TaraTravels
13 August 2009

Excellent pointers and money saving tips here! The only one I differ on is the bike riding – we tried this and were miserable once we’d had a few wine tastings – let’s face it, wine is a depressant and it can make you feel tired. Not so great when you’re on a bike! If you just spit when you taste, though, biking is a great idea.

KathrynD
28 August 2009

Napa is a road trip for me, and I always drive. I just don’t drink to excess and I don’t need to see that many wineries in one day. Visit one, have lunch, visit another, have a coffee or hang out somewhere awhile, then you’re done. We often do picnics there. There are spots as mentioned in and around the wineries, or you can take a drive east to the lake.

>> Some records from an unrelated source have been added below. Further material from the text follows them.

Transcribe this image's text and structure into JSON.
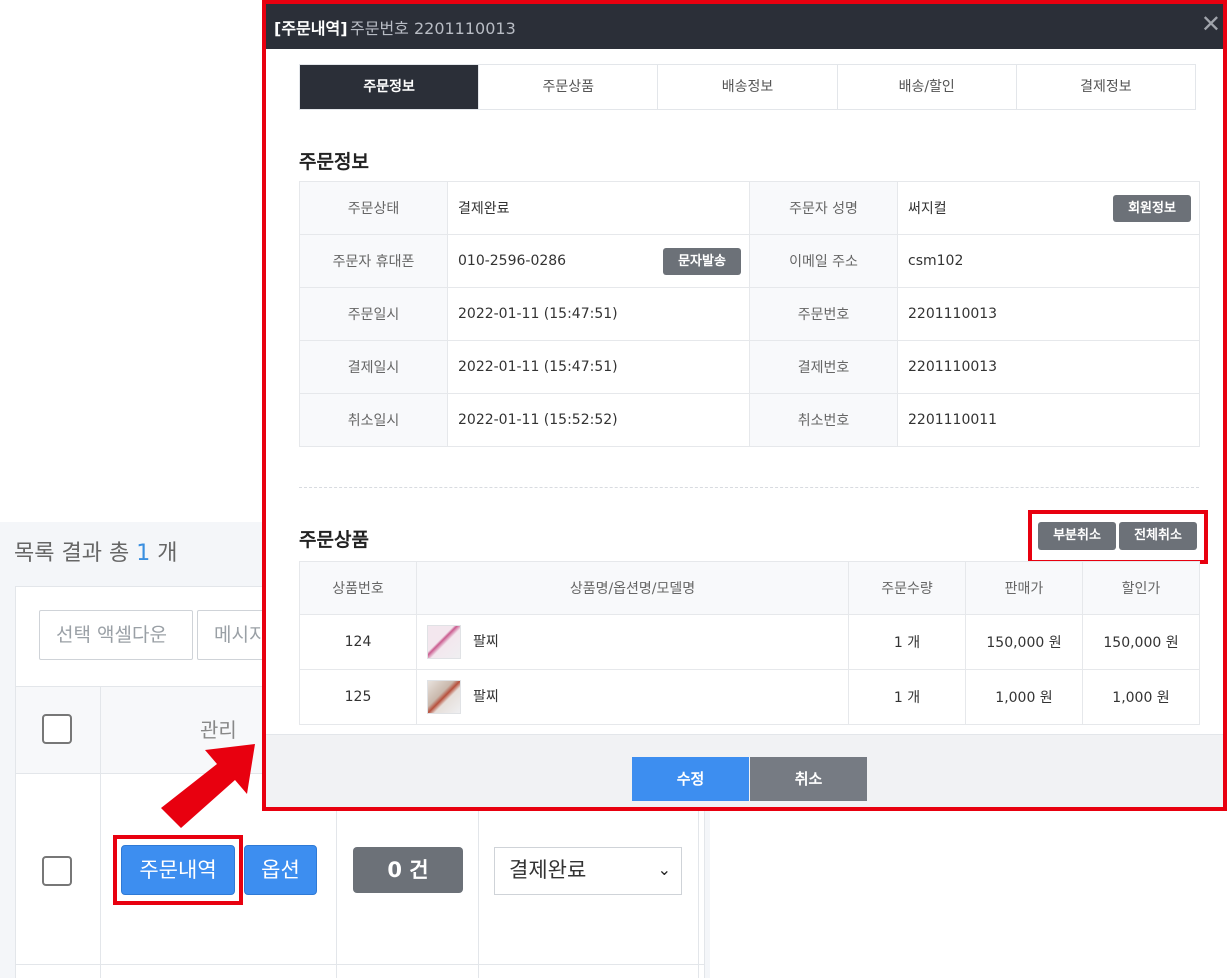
{
  "list": {
    "result_prefix": "목록 결과 총",
    "result_count": "1",
    "result_suffix": "개",
    "toolbar": {
      "excel_download_label": "선택 액셀다운",
      "message_label": "메시지"
    },
    "header": {
      "manage_label": "관리"
    },
    "row": {
      "order_detail_label": "주문내역",
      "option_label": "옵션",
      "count_label": "0 건",
      "status_value": "결제완료"
    }
  },
  "modal": {
    "title_bracket": "[주문내역]",
    "title_order_no": "주문번호 2201110013",
    "close_symbol": "✕",
    "tabs": [
      {
        "label": "주문정보",
        "active": true
      },
      {
        "label": "주문상품",
        "active": false
      },
      {
        "label": "배송정보",
        "active": false
      },
      {
        "label": "배송/할인",
        "active": false
      },
      {
        "label": "결제정보",
        "active": false
      }
    ],
    "order_info": {
      "title": "주문정보",
      "rows": [
        {
          "l1": "주문상태",
          "v1": "결제완료",
          "l2": "주문자 성명",
          "v2": "써지컬"
        },
        {
          "l1": "주문자 휴대폰",
          "v1": "010-2596-0286",
          "l2": "이메일 주소",
          "v2": "csm102"
        },
        {
          "l1": "주문일시",
          "v1": "2022-01-11 (15:47:51)",
          "l2": "주문번호",
          "v2": "2201110013"
        },
        {
          "l1": "결제일시",
          "v1": "2022-01-11 (15:47:51)",
          "l2": "결제번호",
          "v2": "2201110013"
        },
        {
          "l1": "취소일시",
          "v1": "2022-01-11 (15:52:52)",
          "l2": "취소번호",
          "v2": "2201110011"
        }
      ],
      "member_info_label": "회원정보",
      "sms_send_label": "문자발송"
    },
    "order_products": {
      "title": "주문상품",
      "partial_cancel_label": "부분취소",
      "full_cancel_label": "전체취소",
      "columns": [
        "상품번호",
        "상품명/옵션명/모델명",
        "주문수량",
        "판매가",
        "할인가"
      ],
      "items": [
        {
          "no": "124",
          "name": "팔찌",
          "qty": "1 개",
          "price": "150,000 원",
          "sale": "150,000 원"
        },
        {
          "no": "125",
          "name": "팔찌",
          "qty": "1 개",
          "price": "1,000 원",
          "sale": "1,000 원"
        }
      ]
    },
    "footer": {
      "save_label": "수정",
      "cancel_label": "취소"
    }
  },
  "colors": {
    "accent_blue": "#3d8ef0",
    "highlight_red": "#e8000f",
    "header_dark": "#2b2f38"
  }
}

By the way, November, although rainy, is a lovely time to visit Napa with the fall leaves on the grapevines.